Jing noted the close relationship between sustainable financial development and regulation and said that as a first mover, it had often had to feel its way. He also noted regulators’ fears about fintech’s potential to spread chaos throughout the financial system and said the firm will pay close attention to regulators’ guidance.
“Recently, we at Ant Group have spared no effort in studying the 14th Five-Year Plan, and the government’s policy insights into financial security and financial stability,” Jing said in his speech, delivered in Mandarin Chinese.
Jing’s speech stood in sharp contrast to the combative statement by Jack Ma, who co-founded Ant and controls 50.5 per cent of its voting rights, at a financial conference on October 24 in Shanghai. Jing’s speech appears to herald a more sensitive approach to policy concerns.
“Ant will definitely continue to improve itself, enhance its sense of the big picture and its responsibilities, consciously integrate corporate development into the new development landscape and new regulatory environment, and respond to the requirements and expectations of the country and society with actions,” the executive said.
Analysts said regulators would respond positively to Jing’s reassurance about becoming more transparent.
“Transparency in digital finance in China has been lacking over the past decade as the industry has developed and a key aim of the government has been to increase transparency so that they can better manage fiscal and monetary policy,” said Kapron.
To be sure, there was much in the speech that pointed to business as usual. Jing vowed to keep Ant Group at the cutting edge of fintech by continuing to invest in cutting-edge fundamental technologies, such as databases, blockchain, smart risk control and smart security.
Ant Group will also continue to focus on serving small and micro enterprises and business owners, and providing digital financial services to support the development of agriculture, rural regions and farmers.

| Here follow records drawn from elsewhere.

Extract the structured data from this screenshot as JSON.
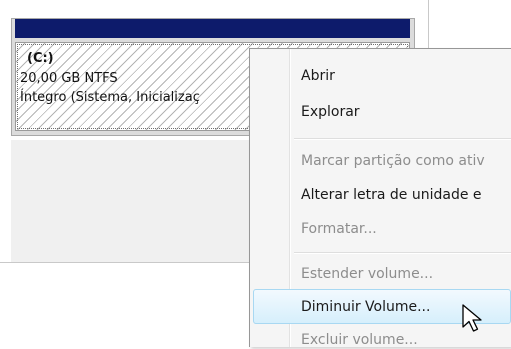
{
  "partition": {
    "label": "(C:)",
    "size_fs": "20,00 GB NTFS",
    "status": "Íntegro (Sistema, Inicializaç"
  },
  "context_menu": {
    "items": [
      {
        "label": "Abrir",
        "enabled": true
      },
      {
        "label": "Explorar",
        "enabled": true
      },
      {
        "label": "Marcar partição como ativ",
        "enabled": false
      },
      {
        "label": "Alterar letra de unidade e",
        "enabled": true
      },
      {
        "label": "Formatar...",
        "enabled": false
      },
      {
        "label": "Estender volume...",
        "enabled": false
      },
      {
        "label": "Diminuir Volume...",
        "enabled": true,
        "highlighted": true
      },
      {
        "label": "Excluir volume...",
        "enabled": false
      }
    ]
  },
  "colors": {
    "partition_header": "#0d1b6b",
    "menu_highlight_border": "#a8d8f2",
    "disabled_text": "#8d8d8d"
  },
  "icons": {
    "cursor": "arrow-cursor-icon"
  }
}
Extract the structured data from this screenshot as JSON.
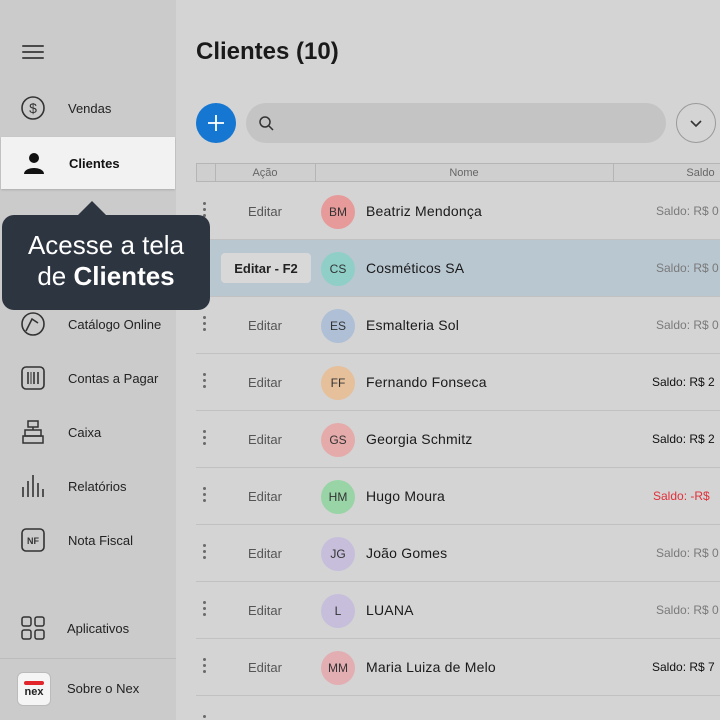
{
  "sidebar": {
    "items": [
      {
        "label": "Vendas",
        "icon": "dollar-circle-icon"
      },
      {
        "label": "Clientes",
        "icon": "user-icon"
      },
      {
        "label": "Catálogo Online",
        "icon": "catalog-icon"
      },
      {
        "label": "Contas a Pagar",
        "icon": "barcode-icon"
      },
      {
        "label": "Caixa",
        "icon": "cash-register-icon"
      },
      {
        "label": "Relatórios",
        "icon": "bar-chart-icon"
      },
      {
        "label": "Nota Fiscal",
        "icon": "nf-icon"
      },
      {
        "label": "Aplicativos",
        "icon": "apps-grid-icon"
      },
      {
        "label": "Sobre o Nex",
        "icon": "nex-logo"
      }
    ],
    "nf_icon_text": "NF",
    "logo_text": "nex"
  },
  "callout": {
    "line1": "Acesse a tela",
    "line2_prefix": "de ",
    "line2_bold": "Clientes"
  },
  "main": {
    "title": "Clientes (10)",
    "columns": [
      "Ação",
      "Nome",
      "Saldo"
    ],
    "rows": [
      {
        "action": "Editar",
        "initials": "BM",
        "name": "Beatriz Mendonça",
        "saldo": "Saldo: R$ 0",
        "avatar_color": "#e79a9a",
        "saldo_style": "muted"
      },
      {
        "action": "Editar - F2",
        "initials": "CS",
        "name": "Cosméticos SA",
        "saldo": "Saldo: R$ 0",
        "avatar_color": "#8fcfc7",
        "saldo_style": "muted",
        "selected": true
      },
      {
        "action": "Editar",
        "initials": "ES",
        "name": "Esmalteria Sol",
        "saldo": "Saldo: R$ 0",
        "avatar_color": "#aebfd6",
        "saldo_style": "muted"
      },
      {
        "action": "Editar",
        "initials": "FF",
        "name": "Fernando Fonseca",
        "saldo": "Saldo: R$ 2",
        "avatar_color": "#e6bf9b",
        "saldo_style": "pos"
      },
      {
        "action": "Editar",
        "initials": "GS",
        "name": "Georgia Schmitz",
        "saldo": "Saldo: R$ 2",
        "avatar_color": "#e5abab",
        "saldo_style": "pos"
      },
      {
        "action": "Editar",
        "initials": "HM",
        "name": "Hugo Moura",
        "saldo": "Saldo: -R$",
        "avatar_color": "#98d4a6",
        "saldo_style": "neg"
      },
      {
        "action": "Editar",
        "initials": "JG",
        "name": "João Gomes",
        "saldo": "Saldo: R$ 0",
        "avatar_color": "#c6bedb",
        "saldo_style": "muted"
      },
      {
        "action": "Editar",
        "initials": "L",
        "name": "LUANA",
        "saldo": "Saldo: R$ 0",
        "avatar_color": "#c6bedb",
        "saldo_style": "muted"
      },
      {
        "action": "Editar",
        "initials": "MM",
        "name": "Maria Luiza de Melo",
        "saldo": "Saldo: R$ 7",
        "avatar_color": "#e2aeb2",
        "saldo_style": "pos"
      }
    ]
  },
  "colors": {
    "accent": "#1677d2",
    "callout_bg": "#2d3540",
    "negative": "#e0303a",
    "selected_row": "#b9c7d1"
  }
}
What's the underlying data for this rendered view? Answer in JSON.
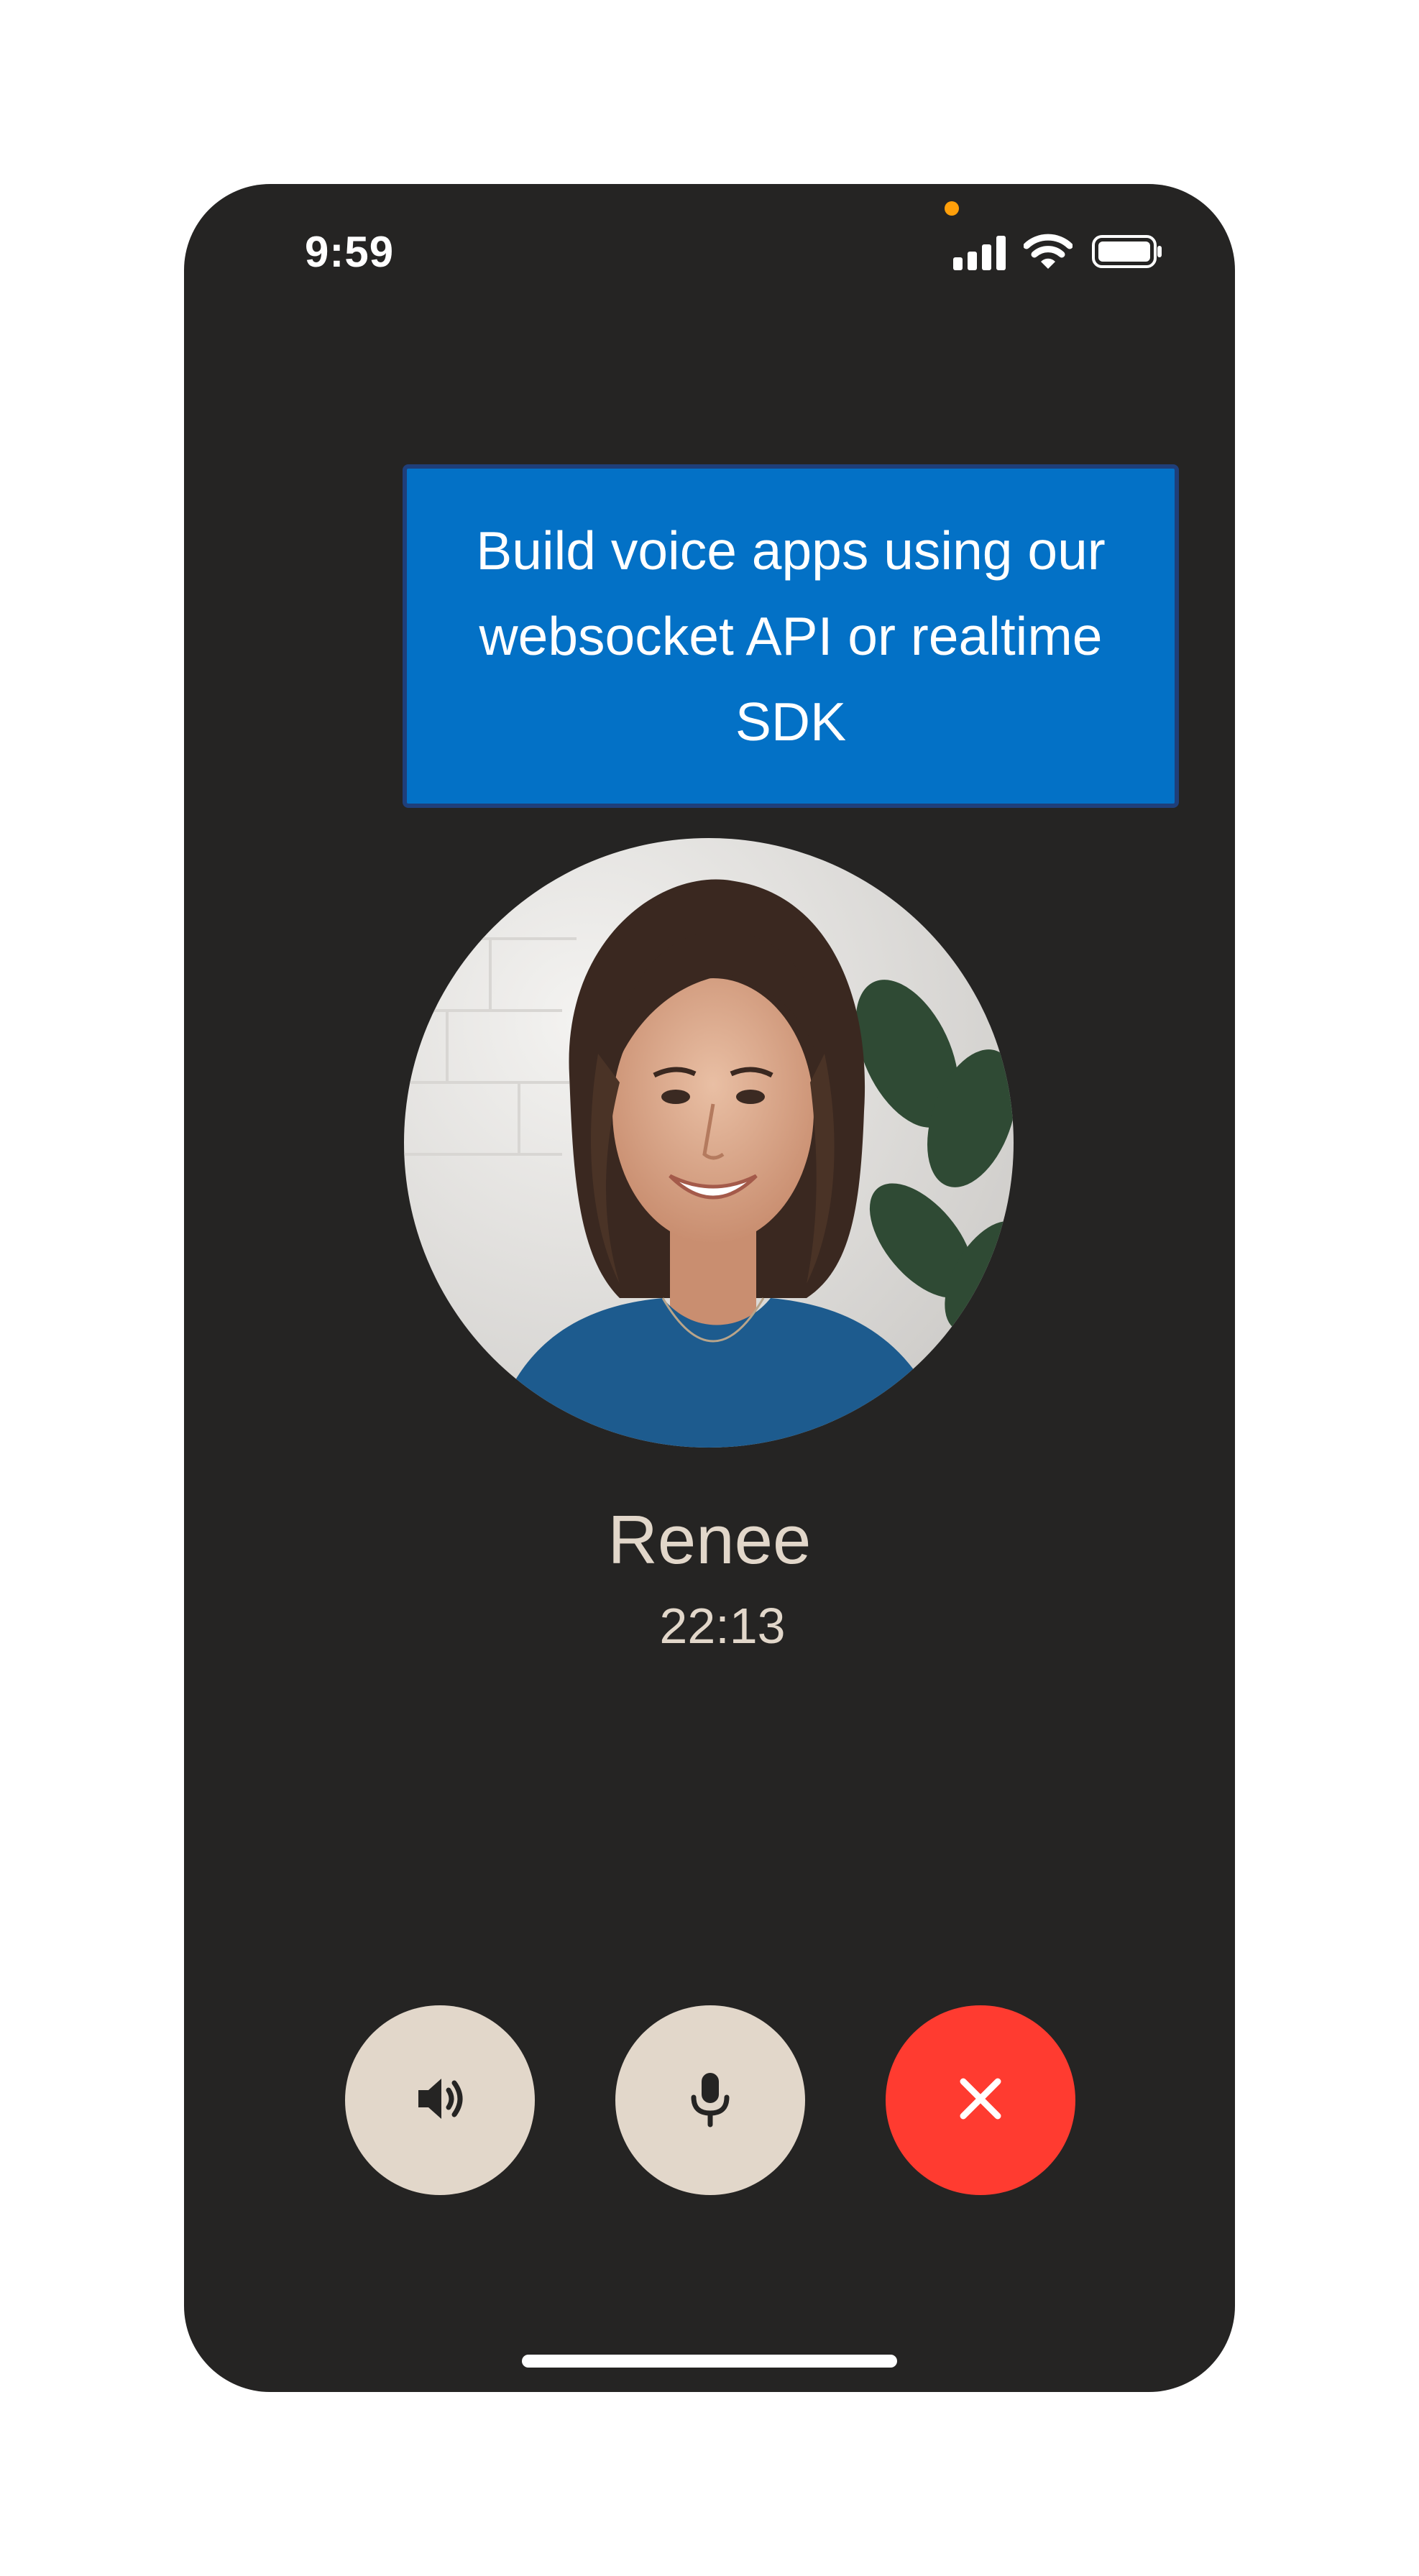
{
  "status_bar": {
    "time": "9:59",
    "icons": [
      "signal-icon",
      "wifi-icon",
      "battery-icon"
    ],
    "privacy_indicator_color": "#ff9f0a"
  },
  "banner": {
    "text": "Build voice apps using our websocket API or realtime SDK",
    "background_color": "#0371c6"
  },
  "call": {
    "caller_name": "Renee",
    "duration": "22:13"
  },
  "controls": [
    {
      "name": "speaker",
      "icon": "speaker-icon",
      "color": "#e2d7ca"
    },
    {
      "name": "mute",
      "icon": "microphone-icon",
      "color": "#e2d7ca"
    },
    {
      "name": "end-call",
      "icon": "close-icon",
      "color": "#ff3b30"
    }
  ],
  "colors": {
    "screen_background": "#252423",
    "accent_text": "#e2d7ca"
  }
}
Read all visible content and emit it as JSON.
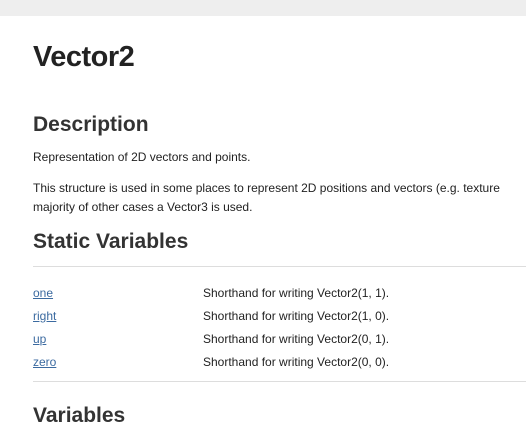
{
  "page": {
    "title": "Vector2"
  },
  "description": {
    "heading": "Description",
    "para1": "Representation of 2D vectors and points.",
    "para2_line1": "This structure is used in some places to represent 2D positions and vectors (e.g. texture",
    "para2_line2": "majority of other cases a Vector3 is used."
  },
  "static_variables": {
    "heading": "Static Variables",
    "rows": [
      {
        "name": "one",
        "desc": "Shorthand for writing Vector2(1, 1)."
      },
      {
        "name": "right",
        "desc": "Shorthand for writing Vector2(1, 0)."
      },
      {
        "name": "up",
        "desc": "Shorthand for writing Vector2(0, 1)."
      },
      {
        "name": "zero",
        "desc": "Shorthand for writing Vector2(0, 0)."
      }
    ]
  },
  "variables": {
    "heading": "Variables"
  }
}
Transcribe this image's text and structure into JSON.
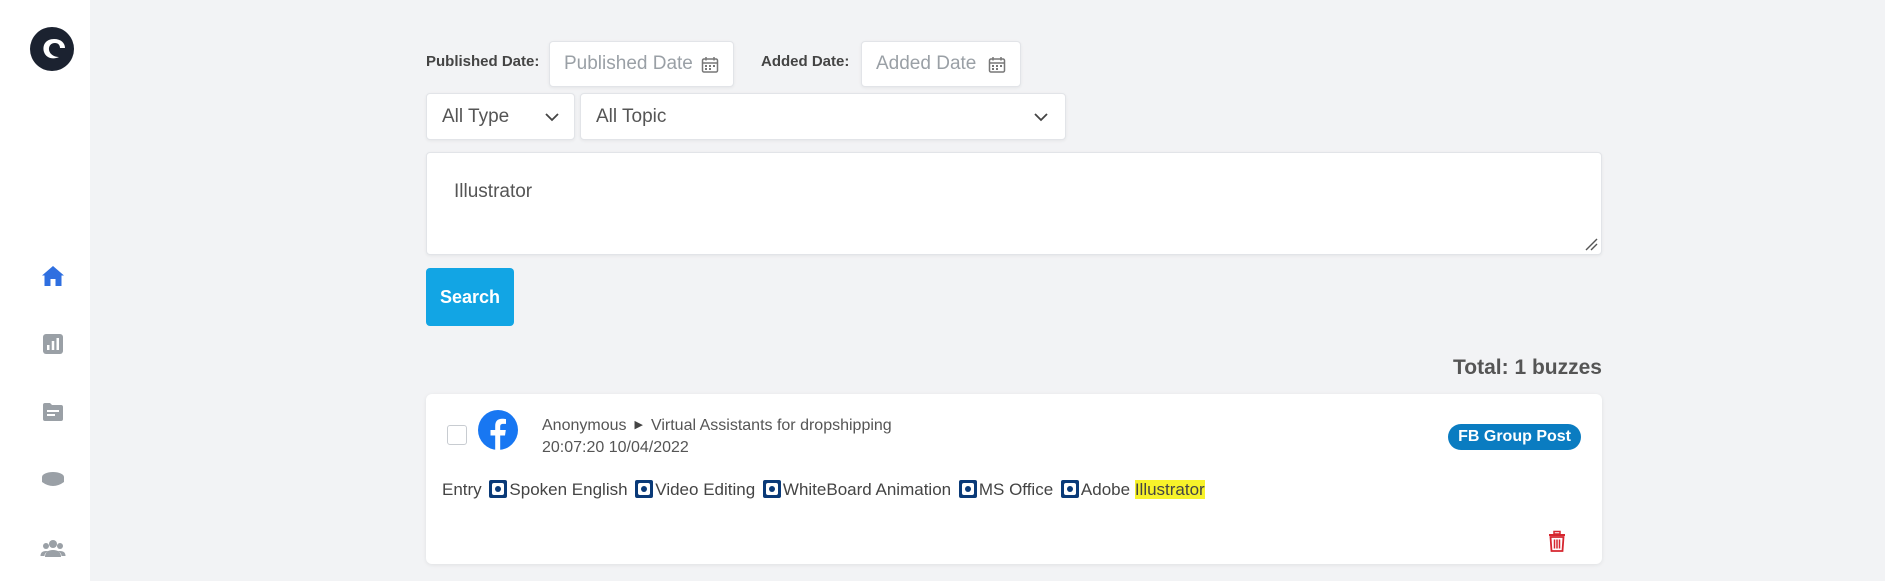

“Eric Jing is committing to greater transparency with both the regulators and banks. This is not to say that Ant will stop being innovative,” said Turrin.